Book Image

Rust Programming By Example

By : Guillaume Gomez, Antoni Boucher
Book Image

Rust Programming By Example

By: Guillaume Gomez, Antoni Boucher

Overview of this book

Rust is an open source, safe, concurrent, practical language created by Mozilla. It runs blazingly fast, prevents segfaults, and guarantees safety. This book gets you started with essential software development by guiding you through the different aspects of Rust programming. With this approach, you can bridge the gap between learning and implementing immediately. Beginning with an introduction to Rust, you’ll learn the basic aspects such as its syntax, data types, functions, generics, control flows, and more.

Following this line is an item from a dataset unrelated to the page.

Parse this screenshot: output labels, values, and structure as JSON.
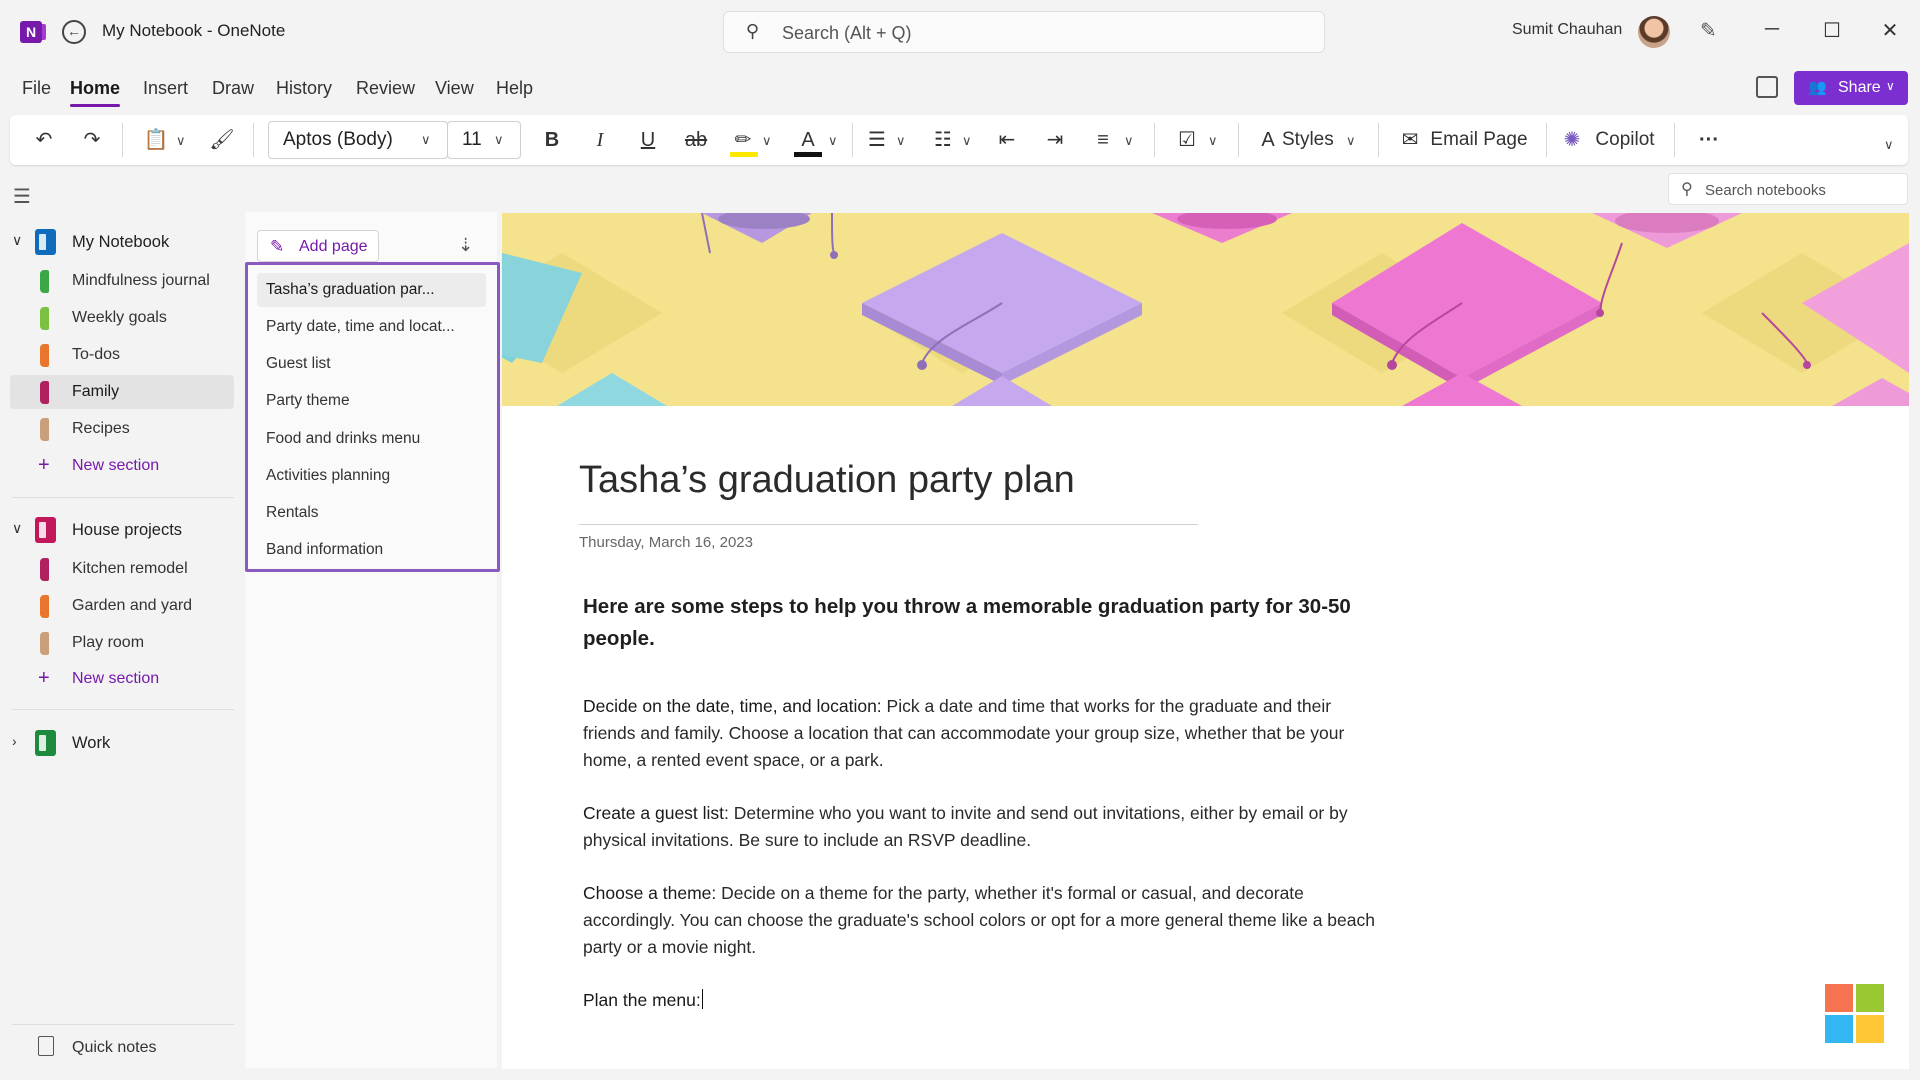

After this, you’ll jump straight into building your first project, a Tetris game. Next you’ll build a graphical music player and work with fast, reliable networking software using Tokio, the scalable and productive asynchronous IO Rust library. Over the course of this book, you’ll explore various features of Rust Programming including its SDL features, event loop, File I/O, and the famous GTK+ widget toolkit. Through these projects, you’ll see how well Rust performs in terms of concurrency—including parallelism, reliability, improved performance, generics, macros, and thread safety. We’ll also cover some asynchronous and reactive programming aspects of Rust. By the end of the book, you’ll be comfortable building various real-world applications in Rust.
Table of Contents (18 chapters)
Title Page
Copyright and Credits
Packt Upsell
Events and Basic Game Mechanisms

Writing Tetris

First, let's review the Tetris rules (just in case):

  • There is a grid with a height of 16 blocks and a width of 10 blocks.
  • You have seven different tetrimino (a tetris piece) that are all composed of four blocks.
  • A new tetrimino appears at the top of the game's grid every time the previous one cannot descend any more (because the block below is already occupied or because you've reached the game's floor).
  • The game is over when a new tetrimino cannot appear anymore (because there is already a tetrimino at the top of the grid).
  • Every time a line is full (all blocks are occupied by a tetrimino part), it disappears and all lines above descend by one line.

Now that we all agree on the game rules, let's see how to actually write those mechanisms.

First, we need to actually create those tetriminos.


As said previously, every tetrimino has four blocks. Another thing to note is that they can rotate. So for example you have this tetrimino:

Figure 3.1

It can also rotate in the three following...